For a few short days, the Arkansas Pollution and Ecology Department came close to having the authority to change the resin identification code used on plastics packaging sold in that state.

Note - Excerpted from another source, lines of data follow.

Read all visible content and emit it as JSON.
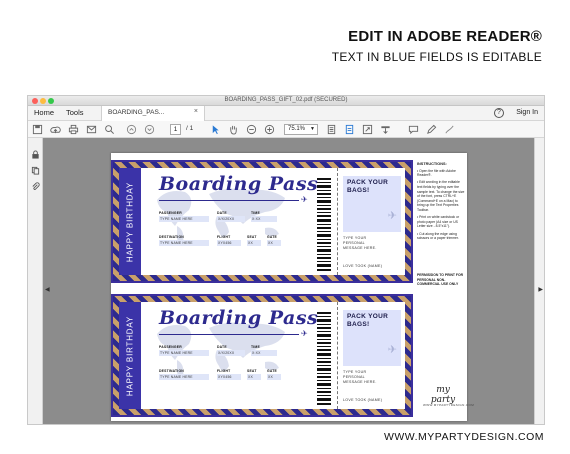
{
  "promo": {
    "heading": "EDIT IN ADOBE READER®",
    "subheading": "TEXT IN BLUE FIELDS IS EDITABLE",
    "website": "WWW.MYPARTYDESIGN.COM"
  },
  "window": {
    "title": "BOARDING_PASS_GIFT_02.pdf (SECURED)",
    "menu": {
      "home": "Home",
      "tools": "Tools",
      "sign_in": "Sign In"
    },
    "tab": {
      "label": "BOARDING_PAS...",
      "close": "×"
    },
    "toolbar": {
      "page_current": "1",
      "page_count": "/ 1",
      "zoom": "75.1%"
    }
  },
  "tickets": [
    {
      "title": "Boarding Pass",
      "band_text": "HAPPY BIRTHDAY",
      "fields": {
        "passenger": {
          "label": "PASSENGER",
          "value": "TYPE NAME HERE"
        },
        "date": {
          "label": "DATE",
          "value": "X/X/20XX"
        },
        "time": {
          "label": "TIME",
          "value": "X:XX"
        },
        "destination": {
          "label": "DESTINATION",
          "value": "TYPE NAME HERE"
        },
        "flight": {
          "label": "FLIGHT",
          "value": "XYX456"
        },
        "seat": {
          "label": "SEAT",
          "value": "XX"
        },
        "gate": {
          "label": "GATE",
          "value": "XX"
        }
      },
      "pack_text": [
        "PACK YOUR",
        "BAGS!"
      ],
      "message": [
        "TYPE YOUR",
        "PERSONAL",
        "MESSAGE HERE."
      ],
      "signature": "LOVE TOOK (NAME)"
    },
    {
      "title": "Boarding Pass",
      "band_text": "HAPPY BIRTHDAY",
      "fields": {
        "passenger": {
          "label": "PASSENGER",
          "value": "TYPE NAME HERE"
        },
        "date": {
          "label": "DATE",
          "value": "X/X/20XX"
        },
        "time": {
          "label": "TIME",
          "value": "X:XX"
        },
        "destination": {
          "label": "DESTINATION",
          "value": "TYPE NAME HERE"
        },
        "flight": {
          "label": "FLIGHT",
          "value": "XYX456"
        },
        "seat": {
          "label": "SEAT",
          "value": "XX"
        },
        "gate": {
          "label": "GATE",
          "value": "XX"
        }
      },
      "pack_text": [
        "PACK YOUR",
        "BAGS!"
      ],
      "message": [
        "TYPE YOUR",
        "PERSONAL",
        "MESSAGE HERE."
      ],
      "signature": "LOVE TOOK (NAME)"
    }
  ],
  "instructions": {
    "heading": "INSTRUCTIONS:",
    "items": [
      "• Open the file with Adobe Reader®.",
      "• Edit wording in the editable text fields by typing over the sample text. To change the size of the font, press CTRL+E (Command+E on a Mac) to bring up the Text Properties Toolbar.",
      "• Print on white cardstock or photo paper (A4 size or US Letter size - 8.5\"x11\").",
      "• Cut along the edge using scissors or a paper trimmer."
    ],
    "permission": "PERMISSION TO PRINT FOR PERSONAL NON-COMMERCIAL USE ONLY"
  },
  "logo": {
    "name": "my party",
    "sub": "WWW.MYPARTYDESIGN.COM"
  },
  "colors": {
    "navy": "#2d2a8e",
    "gold": "#c9a06a",
    "field_blue": "#dfe5f8"
  }
}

But the plan was rescinded after state authorities met with officials from the American Plas-tics Council and some resin sup-pliers.
On Jan. 25 the state's House of Representatives approved a bill allowing the Pollution and Ecology Department to make changes to the code.
Although the language of the bill was general enough that it would have enabled the state to drop the resin code, that was never the aim of the bill, said agency deputy director Jim Shirrell.
``The point was not to change anything, or to change the system of labeling plastics,'' he said. ``It was to make it so that any changes developed by the plastics industry itself could be made in Arkansas, without having to be placed before the Legislature as statute.''
He added, ``After meeting with the American Plastics Council and several companies in the resin industry, we decided that it was not the thing to do.''
Shirrell said no pressure was exerted on bill backers to remove it from further consideration.
``We were attempting to respond to industries' needs here in our state,'' Shirrell said. ``We felt that being able to make whatever changes might be promoted by the industry in a quick and effective way by the agency would do that,'' he said.
``On the other hand, if the industry wants to keep the code and any changes in the hands of the Legislature, that is how we can serve them best, so we will talk to the sponsor and suggest pulling down the bill before it would be sent to the other chamber.''
``We have consistently supported uniformity in the resin identification field,'' said Jimmy Hendricks, spokesman for the Washington-based APC. ``We are not in favor of any proposal which would have the potential to disrupt the uniformity that exists in 39 states.''
Debate focusing on the code, which divides all plastic containers into seven resin categories, was ongoing most of last year, with some in the industry and environmental groups favoring scrapping the system, and others calling for its continuation.